Element data from apps and pages:
------------------------------------
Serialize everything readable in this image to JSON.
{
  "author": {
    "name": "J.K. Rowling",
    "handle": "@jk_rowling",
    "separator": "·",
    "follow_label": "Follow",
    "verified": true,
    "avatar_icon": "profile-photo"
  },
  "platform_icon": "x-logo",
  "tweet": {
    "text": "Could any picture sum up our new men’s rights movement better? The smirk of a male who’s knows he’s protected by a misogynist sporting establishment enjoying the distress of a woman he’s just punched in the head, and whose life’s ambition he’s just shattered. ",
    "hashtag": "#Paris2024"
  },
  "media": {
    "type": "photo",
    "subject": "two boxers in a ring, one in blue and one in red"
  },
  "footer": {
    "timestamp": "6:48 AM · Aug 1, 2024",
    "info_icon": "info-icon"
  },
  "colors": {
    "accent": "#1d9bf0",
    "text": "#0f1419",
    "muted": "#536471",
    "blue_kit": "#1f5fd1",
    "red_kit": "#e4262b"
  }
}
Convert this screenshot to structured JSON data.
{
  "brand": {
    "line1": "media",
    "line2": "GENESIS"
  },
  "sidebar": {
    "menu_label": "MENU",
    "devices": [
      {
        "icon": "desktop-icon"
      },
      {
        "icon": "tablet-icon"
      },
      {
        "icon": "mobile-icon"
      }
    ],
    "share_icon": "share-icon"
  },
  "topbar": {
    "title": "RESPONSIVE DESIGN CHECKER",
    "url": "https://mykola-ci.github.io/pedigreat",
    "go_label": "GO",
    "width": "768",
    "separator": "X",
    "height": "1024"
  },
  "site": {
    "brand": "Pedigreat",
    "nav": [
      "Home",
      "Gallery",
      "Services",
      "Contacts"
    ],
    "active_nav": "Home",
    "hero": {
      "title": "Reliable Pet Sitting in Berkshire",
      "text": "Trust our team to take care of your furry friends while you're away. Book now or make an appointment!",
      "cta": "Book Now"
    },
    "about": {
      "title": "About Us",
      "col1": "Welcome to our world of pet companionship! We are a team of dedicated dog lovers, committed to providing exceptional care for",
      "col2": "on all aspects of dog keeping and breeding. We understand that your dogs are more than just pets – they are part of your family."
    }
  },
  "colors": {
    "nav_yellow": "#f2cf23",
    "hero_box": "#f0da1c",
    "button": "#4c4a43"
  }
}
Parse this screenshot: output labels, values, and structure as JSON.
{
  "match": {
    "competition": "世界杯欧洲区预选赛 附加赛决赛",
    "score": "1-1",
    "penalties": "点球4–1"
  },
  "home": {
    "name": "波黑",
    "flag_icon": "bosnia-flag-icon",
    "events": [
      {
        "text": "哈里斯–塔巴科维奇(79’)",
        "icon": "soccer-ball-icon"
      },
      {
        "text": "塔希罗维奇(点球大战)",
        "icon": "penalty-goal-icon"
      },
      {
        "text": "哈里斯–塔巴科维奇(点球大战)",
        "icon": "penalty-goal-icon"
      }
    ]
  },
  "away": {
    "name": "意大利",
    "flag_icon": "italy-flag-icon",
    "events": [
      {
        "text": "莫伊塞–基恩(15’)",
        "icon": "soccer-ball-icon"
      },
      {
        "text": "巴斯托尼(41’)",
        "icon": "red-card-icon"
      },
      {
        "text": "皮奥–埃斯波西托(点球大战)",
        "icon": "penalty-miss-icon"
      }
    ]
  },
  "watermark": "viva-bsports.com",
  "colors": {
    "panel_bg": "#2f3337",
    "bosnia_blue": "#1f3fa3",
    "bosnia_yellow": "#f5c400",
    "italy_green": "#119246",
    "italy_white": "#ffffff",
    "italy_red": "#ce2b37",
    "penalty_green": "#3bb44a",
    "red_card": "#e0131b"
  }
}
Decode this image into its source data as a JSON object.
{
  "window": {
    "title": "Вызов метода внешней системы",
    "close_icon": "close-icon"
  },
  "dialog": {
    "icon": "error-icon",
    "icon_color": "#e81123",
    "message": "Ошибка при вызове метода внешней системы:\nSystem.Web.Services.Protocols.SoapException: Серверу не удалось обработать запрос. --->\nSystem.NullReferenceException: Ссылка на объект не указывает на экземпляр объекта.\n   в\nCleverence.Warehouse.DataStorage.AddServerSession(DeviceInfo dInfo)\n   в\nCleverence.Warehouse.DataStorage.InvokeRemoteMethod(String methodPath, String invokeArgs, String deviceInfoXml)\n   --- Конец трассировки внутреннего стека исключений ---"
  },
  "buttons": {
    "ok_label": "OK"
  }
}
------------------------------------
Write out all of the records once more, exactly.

Serialize everything readable in this image to JSON.
{
  "author": {
    "name": "J.K. Rowling",
    "handle": "@jk_rowling",
    "separator": "·",
    "follow_label": "Follow",
    "verified": true,
    "avatar_icon": "profile-photo"
  },
  "platform_icon": "x-logo",
  "tweet": {
    "text": "Could any picture sum up our new men’s rights movement better? The smirk of a male who’s knows he’s protected by a misogynist sporting establishment enjoying the distress of a woman he’s just punched in the head, and whose life’s ambition he’s just shattered. ",
    "hashtag": "#Paris2024"
  },
  "media": {
    "type": "photo",
    "subject": "two boxers in a ring, one in blue and one in red"
  },
  "footer": {
    "timestamp": "6:48 AM · Aug 1, 2024",
    "info_icon": "info-icon"
  },
  "colors": {
    "accent": "#1d9bf0",
    "text": "#0f1419",
    "muted": "#536471",
    "blue_kit": "#1f5fd1",
    "red_kit": "#e4262b"
  }
}
Convert this screenshot to structured JSON data.
{
  "brand": {
    "line1": "media",
    "line2": "GENESIS"
  },
  "sidebar": {
    "menu_label": "MENU",
    "devices": [
      {
        "icon": "desktop-icon"
      },
      {
        "icon": "tablet-icon"
      },
      {
        "icon": "mobile-icon"
      }
    ],
    "share_icon": "share-icon"
  },
  "topbar": {
    "title": "RESPONSIVE DESIGN CHECKER",
    "url": "https://mykola-ci.github.io/pedigreat",
    "go_label": "GO",
    "width": "768",
    "separator": "X",
    "height": "1024"
  },
  "site": {
    "brand": "Pedigreat",
    "nav": [
      "Home",
      "Gallery",
      "Services",
      "Contacts"
    ],
    "active_nav": "Home",
    "hero": {
      "title": "Reliable Pet Sitting in Berkshire",
      "text": "Trust our team to take care of your furry friends while you're away. Book now or make an appointment!",
      "cta": "Book Now"
    },
    "about": {
      "title": "About Us",
      "col1": "Welcome to our world of pet companionship! We are a team of dedicated dog lovers, committed to providing exceptional care for",
      "col2": "on all aspects of dog keeping and breeding. We understand that your dogs are more than just pets – they are part of your family."
    }
  },
  "colors": {
    "nav_yellow": "#f2cf23",
    "hero_box": "#f0da1c",
    "button": "#4c4a43"
  }
}
Parse this screenshot: output labels, values, and structure as JSON.
{
  "match": {
    "competition": "世界杯欧洲区预选赛 附加赛决赛",
    "score": "1-1",
    "penalties": "点球4–1"
  },
  "home": {
    "name": "波黑",
    "flag_icon": "bosnia-flag-icon",
    "events": [
      {
        "text": "哈里斯–塔巴科维奇(79’)",
        "icon": "soccer-ball-icon"
      },
      {
        "text": "塔希罗维奇(点球大战)",
        "icon": "penalty-goal-icon"
      },
      {
        "text": "哈里斯–塔巴科维奇(点球大战)",
        "icon": "penalty-goal-icon"
      }
    ]
  },
  "away": {
    "name": "意大利",
    "flag_icon": "italy-flag-icon",
    "events": [
      {
        "text": "莫伊塞–基恩(15’)",
        "icon": "soccer-ball-icon"
      },
      {
        "text": "巴斯托尼(41’)",
        "icon": "red-card-icon"
      },
      {
        "text": "皮奥–埃斯波西托(点球大战)",
        "icon": "penalty-miss-icon"
      }
    ]
  },
  "watermark": "viva-bsports.com",
  "colors": {
    "panel_bg": "#2f3337",
    "bosnia_blue": "#1f3fa3",
    "bosnia_yellow": "#f5c400",
    "italy_green": "#119246",
    "italy_white": "#ffffff",
    "italy_red": "#ce2b37",
    "penalty_green": "#3bb44a",
    "red_card": "#e0131b"
  }
}
Decode this image into its source data as a JSON object.
{
  "window": {
    "title": "Вызов метода внешней системы",
    "close_icon": "close-icon"
  },
  "dialog": {
    "icon": "error-icon",
    "icon_color": "#e81123",
    "message": "Ошибка при вызове метода внешней системы:\nSystem.Web.Services.Protocols.SoapException: Серверу не удалось обработать запрос. --->\nSystem.NullReferenceException: Ссылка на объект не указывает на экземпляр объекта.\n   в\nCleverence.Warehouse.DataStorage.AddServerSession(DeviceInfo dInfo)\n   в\nCleverence.Warehouse.DataStorage.InvokeRemoteMethod(String methodPath, String invokeArgs, String deviceInfoXml)\n   --- Конец трассировки внутреннего стека исключений ---"
  },
  "buttons": {
    "ok_label": "OK"
  }
}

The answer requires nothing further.